Component data from apps and pages:
#####
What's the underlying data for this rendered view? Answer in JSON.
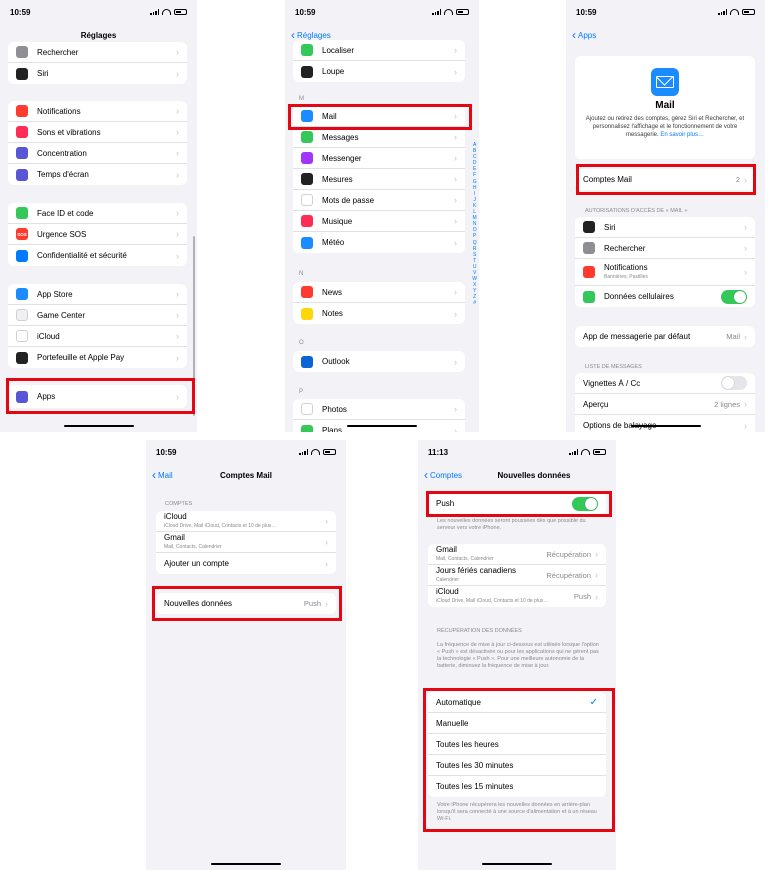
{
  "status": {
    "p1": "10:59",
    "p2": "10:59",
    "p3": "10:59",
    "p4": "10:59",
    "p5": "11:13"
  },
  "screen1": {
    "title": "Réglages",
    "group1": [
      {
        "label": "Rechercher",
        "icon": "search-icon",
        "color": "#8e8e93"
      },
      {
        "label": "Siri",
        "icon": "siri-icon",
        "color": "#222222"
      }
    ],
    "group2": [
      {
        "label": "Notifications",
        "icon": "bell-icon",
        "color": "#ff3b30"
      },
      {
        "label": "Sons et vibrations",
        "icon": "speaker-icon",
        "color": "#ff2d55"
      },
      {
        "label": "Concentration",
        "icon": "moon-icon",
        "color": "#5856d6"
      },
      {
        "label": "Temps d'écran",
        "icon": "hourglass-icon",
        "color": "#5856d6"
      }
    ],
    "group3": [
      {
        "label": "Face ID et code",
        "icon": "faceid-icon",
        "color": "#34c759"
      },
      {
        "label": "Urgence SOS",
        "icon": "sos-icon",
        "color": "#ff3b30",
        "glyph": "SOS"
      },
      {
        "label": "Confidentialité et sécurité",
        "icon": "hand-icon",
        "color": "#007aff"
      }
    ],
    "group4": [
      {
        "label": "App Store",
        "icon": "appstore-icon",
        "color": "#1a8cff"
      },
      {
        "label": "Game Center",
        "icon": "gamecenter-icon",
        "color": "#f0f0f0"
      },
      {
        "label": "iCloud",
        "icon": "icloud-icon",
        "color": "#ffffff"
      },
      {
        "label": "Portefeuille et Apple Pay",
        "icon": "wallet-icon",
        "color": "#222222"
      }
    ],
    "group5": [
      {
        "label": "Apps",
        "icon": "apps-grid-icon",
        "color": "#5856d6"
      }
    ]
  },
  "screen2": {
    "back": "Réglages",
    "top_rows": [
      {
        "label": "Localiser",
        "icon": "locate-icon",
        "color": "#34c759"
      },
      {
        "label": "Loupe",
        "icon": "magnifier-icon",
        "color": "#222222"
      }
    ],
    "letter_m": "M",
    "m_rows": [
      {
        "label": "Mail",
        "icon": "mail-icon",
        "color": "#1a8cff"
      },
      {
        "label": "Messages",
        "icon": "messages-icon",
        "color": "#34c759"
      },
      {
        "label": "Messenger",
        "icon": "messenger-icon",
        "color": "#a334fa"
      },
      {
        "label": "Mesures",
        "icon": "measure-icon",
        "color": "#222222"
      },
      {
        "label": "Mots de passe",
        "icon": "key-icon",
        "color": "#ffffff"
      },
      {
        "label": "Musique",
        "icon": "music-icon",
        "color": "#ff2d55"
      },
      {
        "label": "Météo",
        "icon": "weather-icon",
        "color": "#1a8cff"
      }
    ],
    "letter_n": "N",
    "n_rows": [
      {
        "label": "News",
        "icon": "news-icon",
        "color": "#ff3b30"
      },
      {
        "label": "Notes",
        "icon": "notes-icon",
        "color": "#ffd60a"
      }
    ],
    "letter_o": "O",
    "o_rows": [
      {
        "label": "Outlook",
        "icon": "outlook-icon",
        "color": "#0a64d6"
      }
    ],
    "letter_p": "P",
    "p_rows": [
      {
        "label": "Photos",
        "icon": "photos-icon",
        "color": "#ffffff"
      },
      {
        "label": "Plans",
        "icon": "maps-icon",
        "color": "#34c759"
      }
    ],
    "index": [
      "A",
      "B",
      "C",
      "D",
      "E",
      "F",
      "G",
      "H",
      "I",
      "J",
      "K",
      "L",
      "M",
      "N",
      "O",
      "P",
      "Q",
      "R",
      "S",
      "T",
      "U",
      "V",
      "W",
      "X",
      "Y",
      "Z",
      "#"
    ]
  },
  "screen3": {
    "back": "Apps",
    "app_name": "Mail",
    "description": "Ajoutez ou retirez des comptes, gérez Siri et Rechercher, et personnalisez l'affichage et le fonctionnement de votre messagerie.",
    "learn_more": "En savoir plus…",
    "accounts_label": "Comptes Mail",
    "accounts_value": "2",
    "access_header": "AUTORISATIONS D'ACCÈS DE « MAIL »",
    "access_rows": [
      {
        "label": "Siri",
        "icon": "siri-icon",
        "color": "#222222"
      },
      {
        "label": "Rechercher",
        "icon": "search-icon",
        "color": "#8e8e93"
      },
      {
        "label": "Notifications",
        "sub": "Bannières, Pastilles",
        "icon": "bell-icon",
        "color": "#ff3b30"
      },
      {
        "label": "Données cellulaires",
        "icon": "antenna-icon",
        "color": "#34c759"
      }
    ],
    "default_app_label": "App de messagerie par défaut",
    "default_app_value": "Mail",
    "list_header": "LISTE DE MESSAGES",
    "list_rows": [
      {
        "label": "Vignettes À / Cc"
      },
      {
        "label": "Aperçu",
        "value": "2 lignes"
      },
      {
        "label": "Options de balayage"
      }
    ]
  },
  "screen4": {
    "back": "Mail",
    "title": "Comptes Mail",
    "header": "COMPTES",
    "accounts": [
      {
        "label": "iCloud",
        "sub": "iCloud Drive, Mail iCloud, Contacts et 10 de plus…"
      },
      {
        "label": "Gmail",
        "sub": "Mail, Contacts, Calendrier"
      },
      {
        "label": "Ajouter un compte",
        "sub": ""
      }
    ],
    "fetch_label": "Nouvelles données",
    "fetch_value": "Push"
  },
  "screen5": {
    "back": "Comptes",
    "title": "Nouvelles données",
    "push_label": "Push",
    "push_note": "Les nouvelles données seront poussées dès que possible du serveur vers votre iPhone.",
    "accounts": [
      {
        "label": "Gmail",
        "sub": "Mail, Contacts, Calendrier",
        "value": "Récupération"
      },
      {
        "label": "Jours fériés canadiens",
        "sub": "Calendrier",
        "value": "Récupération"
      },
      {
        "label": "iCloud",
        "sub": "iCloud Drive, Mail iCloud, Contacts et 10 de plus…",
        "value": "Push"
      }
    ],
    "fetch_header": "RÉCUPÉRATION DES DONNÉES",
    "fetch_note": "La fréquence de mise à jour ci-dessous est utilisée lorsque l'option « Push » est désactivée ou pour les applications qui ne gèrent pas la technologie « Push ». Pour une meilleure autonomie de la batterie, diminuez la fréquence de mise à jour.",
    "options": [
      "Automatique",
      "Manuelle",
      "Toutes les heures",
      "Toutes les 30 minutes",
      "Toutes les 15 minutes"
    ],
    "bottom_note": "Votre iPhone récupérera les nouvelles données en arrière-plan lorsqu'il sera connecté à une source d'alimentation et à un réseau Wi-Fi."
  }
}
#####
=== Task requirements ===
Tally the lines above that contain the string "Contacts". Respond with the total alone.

=== Response area ===
4